(1) To validate a previously reported risk index for predicting total serum bilirubin (TSB) levels of 25 mg/dL (428 μmol/L) or higher; (2) to combine a subset of this index with TSB levels measured at less than 48 hours to predict subsequent TSB levels of 20 mg/dL (342 μmol/L) or higher.
Nested case-control study using electronic and paper records (study 1). Retrospective cohort study using electronic records only (study 2).
Northern California Kaiser Permanente hospitals.
Subjects for both studies were newborns weighing 2000 g or more and of 36 weeks’ or more gestation. The validation study included 67 cases born 1997-1998 who developed TSB levels of 25 mg/dL or higher at less than 30 days and 208 randomly selected control subjects. Subjects for study 2 were 5706 newborns who both were discharged from the hospital and had a TSB level measured at less than 48 hours.
The risk index performed similarly in the validation group, born in 1997-1998, and the derivation group, born in 1995-1996 (area under the receiver operating characteristic curve = 0.83 vs 0.84). Of the 5706 newborns with TSB levels measured before 48 hours, 270 (4.7%) developed a TSB level of 20 mg/dL or higher. Of these, 254 (94%) had a TSB level at the 75th percentile or higher at less than 48 hours. The risk index improved prediction over the TSB level alone, largely owing to the effect of gestational age. For example, for those with a TSB level at the 95th percentile or higher at less than 48 hours, the risk increased from 9% for newborns born at 40 weeks’ or more gestation to 42% for those born at 36 weeks.

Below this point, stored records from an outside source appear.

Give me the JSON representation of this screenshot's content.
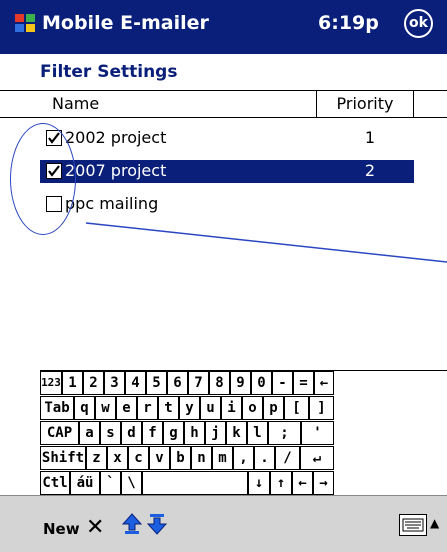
{
  "title_bar": {
    "app_title": "Mobile E-mailer",
    "clock": "6:19p",
    "ok_label": "ok"
  },
  "page": {
    "heading": "Filter Settings"
  },
  "list": {
    "columns": [
      "Name",
      "Priority"
    ],
    "rows": [
      {
        "name": "2002 project",
        "priority": "1",
        "checked": true,
        "selected": false
      },
      {
        "name": "2007 project",
        "priority": "2",
        "checked": true,
        "selected": true
      },
      {
        "name": "ppc mailing",
        "priority": "",
        "checked": false,
        "selected": false
      }
    ]
  },
  "keyboard": {
    "rows": [
      [
        "123",
        "1",
        "2",
        "3",
        "4",
        "5",
        "6",
        "7",
        "8",
        "9",
        "0",
        "-",
        "=",
        "←"
      ],
      [
        "Tab",
        "q",
        "w",
        "e",
        "r",
        "t",
        "y",
        "u",
        "i",
        "o",
        "p",
        "[",
        "]"
      ],
      [
        "CAP",
        "a",
        "s",
        "d",
        "f",
        "g",
        "h",
        "j",
        "k",
        "l",
        ";",
        "'"
      ],
      [
        "Shift",
        "z",
        "x",
        "c",
        "v",
        "b",
        "n",
        "m",
        ",",
        ".",
        "/",
        "↵"
      ],
      [
        "Ctl",
        "áü",
        "`",
        "\\",
        "",
        "↓",
        "↑",
        "←",
        "→"
      ]
    ]
  },
  "bottom_bar": {
    "new_label": "New",
    "delete_icon": "✕",
    "up_icon": "move-up-icon",
    "down_icon": "move-down-icon",
    "keyboard_icon": "keyboard-icon",
    "caret_icon": "▲"
  },
  "colors": {
    "title_bg": "#0a1f7a",
    "selection_bg": "#0a1f7a",
    "annotation": "#2a46c2"
  }
}
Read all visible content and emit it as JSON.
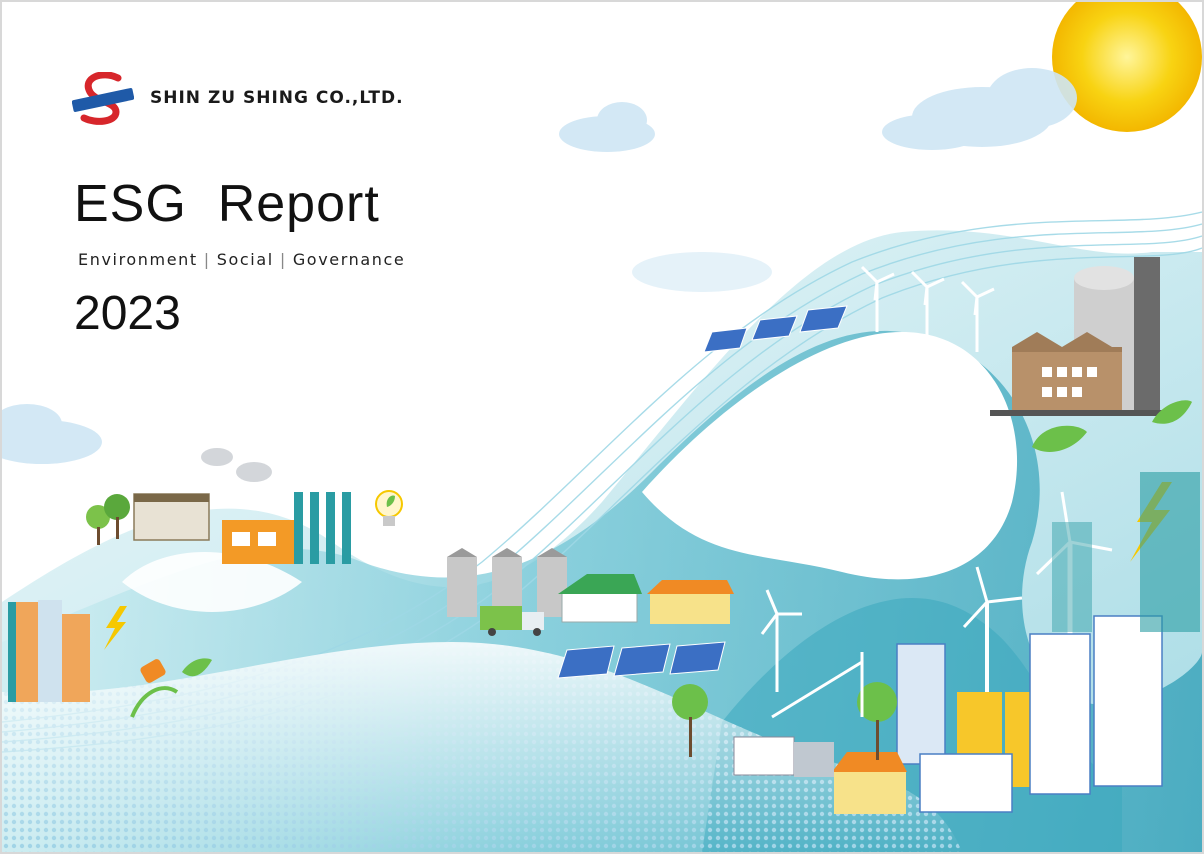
{
  "company": {
    "name": "SHIN ZU SHING CO.,LTD.",
    "logo_text": "SHIN ZU SHING"
  },
  "report": {
    "title": "ESG  Report",
    "subtitle_parts": [
      "Environment",
      "Social",
      "Governance"
    ],
    "year": "2023"
  },
  "colors": {
    "wave_light": "#cdeaf0",
    "wave_mid": "#8fd1dd",
    "wave_dark": "#3aa7bd",
    "sun": "#f6c800",
    "logo_red": "#d7262b",
    "logo_blue": "#1f5aa8"
  }
}
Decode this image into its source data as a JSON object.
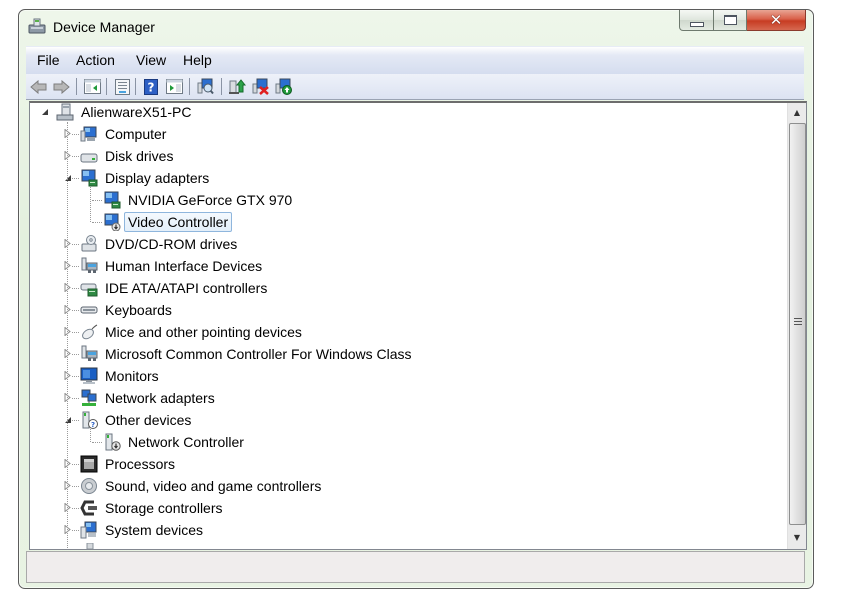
{
  "window": {
    "title": "Device Manager",
    "icon": "device-manager-icon",
    "caption_buttons": [
      {
        "name": "minimize",
        "icon": "minimize-icon"
      },
      {
        "name": "maximize",
        "icon": "maximize-icon"
      },
      {
        "name": "close",
        "icon": "close-icon",
        "glyph": "✕"
      }
    ]
  },
  "menu": {
    "items": [
      "File",
      "Action",
      "View",
      "Help"
    ]
  },
  "toolbar": {
    "buttons": [
      {
        "name": "back",
        "icon": "back-arrow-icon"
      },
      {
        "name": "forward",
        "icon": "forward-arrow-icon"
      },
      {
        "name": "show-hide-console-tree",
        "icon": "console-tree-icon"
      },
      {
        "name": "properties",
        "icon": "properties-icon"
      },
      {
        "name": "help",
        "icon": "help-icon"
      },
      {
        "name": "show-hide-action-pane",
        "icon": "action-pane-icon"
      },
      {
        "name": "scan-for-hardware-changes",
        "icon": "scan-hardware-icon"
      },
      {
        "name": "update-driver",
        "icon": "update-driver-icon"
      },
      {
        "name": "uninstall",
        "icon": "uninstall-icon"
      },
      {
        "name": "enable-device",
        "icon": "enable-device-icon"
      }
    ]
  },
  "tree": {
    "root": {
      "label": "AlienwareX51-PC",
      "icon": "computer-tower-icon",
      "expanded": true
    },
    "nodes": [
      {
        "label": "Computer",
        "icon": "computer-icon",
        "level": 1,
        "expandable": true,
        "expanded": false
      },
      {
        "label": "Disk drives",
        "icon": "disk-drive-icon",
        "level": 1,
        "expandable": true,
        "expanded": false
      },
      {
        "label": "Display adapters",
        "icon": "display-adapter-icon",
        "level": 1,
        "expandable": true,
        "expanded": true
      },
      {
        "label": "NVIDIA GeForce GTX 970",
        "icon": "display-adapter-icon",
        "level": 2,
        "expandable": false
      },
      {
        "label": "Video Controller",
        "icon": "display-adapter-warning-icon",
        "level": 2,
        "expandable": false,
        "selected": true
      },
      {
        "label": "DVD/CD-ROM drives",
        "icon": "dvd-drive-icon",
        "level": 1,
        "expandable": true,
        "expanded": false
      },
      {
        "label": "Human Interface Devices",
        "icon": "hid-icon",
        "level": 1,
        "expandable": true,
        "expanded": false
      },
      {
        "label": "IDE ATA/ATAPI controllers",
        "icon": "ide-controller-icon",
        "level": 1,
        "expandable": true,
        "expanded": false
      },
      {
        "label": "Keyboards",
        "icon": "keyboard-icon",
        "level": 1,
        "expandable": true,
        "expanded": false
      },
      {
        "label": "Mice and other pointing devices",
        "icon": "mouse-icon",
        "level": 1,
        "expandable": true,
        "expanded": false
      },
      {
        "label": "Microsoft Common Controller For Windows Class",
        "icon": "hid-icon",
        "level": 1,
        "expandable": true,
        "expanded": false
      },
      {
        "label": "Monitors",
        "icon": "monitor-icon",
        "level": 1,
        "expandable": true,
        "expanded": false
      },
      {
        "label": "Network adapters",
        "icon": "network-adapter-icon",
        "level": 1,
        "expandable": true,
        "expanded": false
      },
      {
        "label": "Other devices",
        "icon": "unknown-device-icon",
        "level": 1,
        "expandable": true,
        "expanded": true
      },
      {
        "label": "Network Controller",
        "icon": "unknown-device-warning-icon",
        "level": 2,
        "expandable": false
      },
      {
        "label": "Processors",
        "icon": "processor-icon",
        "level": 1,
        "expandable": true,
        "expanded": false
      },
      {
        "label": "Sound, video and game controllers",
        "icon": "speaker-icon",
        "level": 1,
        "expandable": true,
        "expanded": false
      },
      {
        "label": "Storage controllers",
        "icon": "storage-controller-icon",
        "level": 1,
        "expandable": true,
        "expanded": false
      },
      {
        "label": "System devices",
        "icon": "system-devices-icon",
        "level": 1,
        "expandable": true,
        "expanded": false
      }
    ]
  },
  "scrollbar": {
    "up_glyph": "▲",
    "down_glyph": "▼"
  },
  "statusbar": {
    "text": ""
  },
  "colors": {
    "selection_border": "#8fb6dd",
    "selection_fill": "#e8f1fb",
    "menubar": "#d5ddef",
    "close_button": "#c73c22"
  }
}
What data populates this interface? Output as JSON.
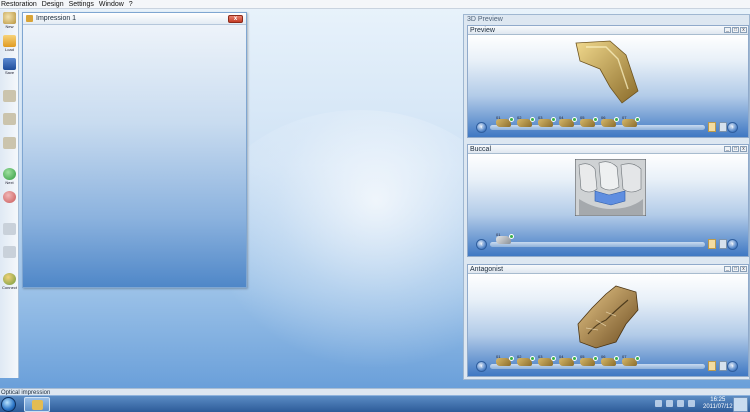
{
  "menubar": {
    "items": [
      "Restoration",
      "Design",
      "Settings",
      "Window",
      "?"
    ]
  },
  "toolbar": {
    "items": [
      {
        "label": "New",
        "icon": "tooth-icon",
        "color": "#d9bd73"
      },
      {
        "label": "Load",
        "icon": "folder-icon",
        "color": "#f0b537"
      },
      {
        "label": "Save",
        "icon": "floppy-disk-icon",
        "color": "#2d63b8"
      },
      {
        "label": "",
        "icon": "tooth-prep-icon",
        "color": "#c8c0a6"
      },
      {
        "label": "",
        "icon": "tooth-design-icon",
        "color": "#c8c0a6"
      },
      {
        "label": "",
        "icon": "tooth-mill-icon",
        "color": "#c8c0a6"
      },
      {
        "label": "Next",
        "icon": "next-arrow-icon",
        "color": "#35a947"
      },
      {
        "label": "",
        "icon": "back-arrow-icon",
        "color": "#d46d6d"
      },
      {
        "label": "",
        "icon": "grid-icon",
        "color": "#c5cdd6"
      },
      {
        "label": "",
        "icon": "grid-icon",
        "color": "#c5cdd6"
      },
      {
        "label": "Connect",
        "icon": "connect-icon",
        "color": "#7aa64a"
      }
    ]
  },
  "impression": {
    "title": "Impression 1",
    "close": "x"
  },
  "preview": {
    "title": "3D Preview",
    "panels": [
      {
        "title": "Preview",
        "thumbs": [
          "01",
          "02",
          "03",
          "04",
          "05",
          "06",
          "07"
        ]
      },
      {
        "title": "Buccal",
        "thumbs": [
          "01"
        ]
      },
      {
        "title": "Antagonist",
        "thumbs": [
          "01",
          "02",
          "03",
          "04",
          "05",
          "06",
          "07"
        ]
      }
    ],
    "panel_buttons": [
      "_",
      "□",
      "x"
    ],
    "nav_left": "‹",
    "nav_right": "›"
  },
  "status": {
    "text": "Optical impression"
  },
  "taskbar": {
    "time": "16:25",
    "date": "2011/07/12"
  },
  "colors": {
    "accent": "#2d63b8",
    "check": "#3bb04a",
    "close": "#c43b25"
  }
}
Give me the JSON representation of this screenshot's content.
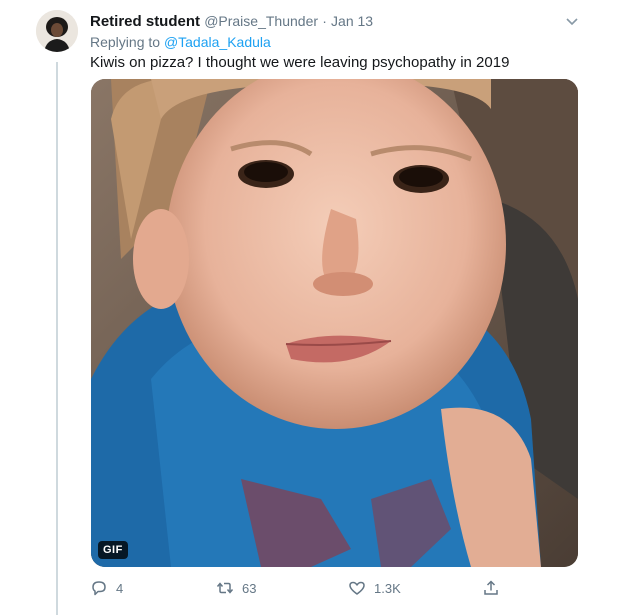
{
  "tweet": {
    "display_name": "Retired student",
    "handle": "@Praise_Thunder",
    "separator": "·",
    "date": "Jan 13",
    "reply_prefix": "Replying to",
    "reply_to": "@Tadala_Kadula",
    "text": "Kiwis on pizza? I thought we were leaving psychopathy in 2019",
    "media": {
      "badge": "GIF",
      "description_icon": "gif-media"
    }
  },
  "actions": {
    "reply_count": "4",
    "retweet_count": "63",
    "like_count": "1.3K",
    "share_label": ""
  },
  "icons": {
    "reply": "reply-icon",
    "retweet": "retweet-icon",
    "like": "heart-icon",
    "share": "share-icon",
    "menu": "chevron-down-icon"
  },
  "colors": {
    "text": "#14171a",
    "muted": "#657786",
    "link": "#1da1f2",
    "thread_line": "#cfd9de"
  }
}
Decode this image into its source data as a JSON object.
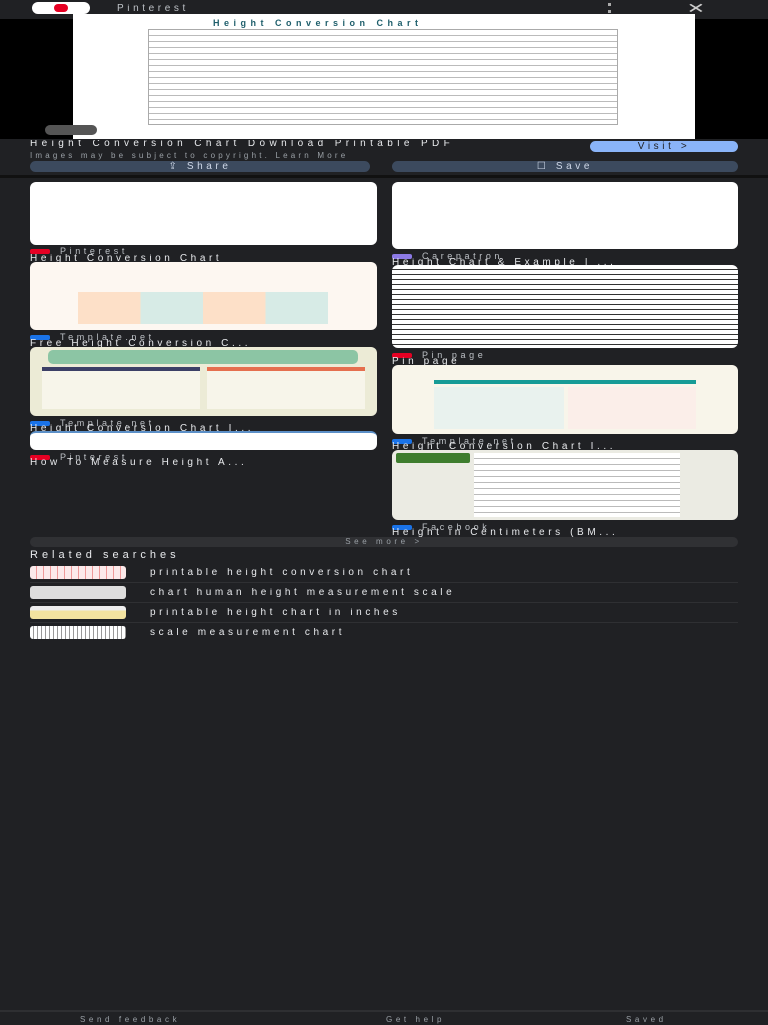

Clinical risk factors significantly improve prediction of subsequent hyperbilirubinemia compared with early TSB levels alone, especially in those with early TSB levels above the 75th percentile.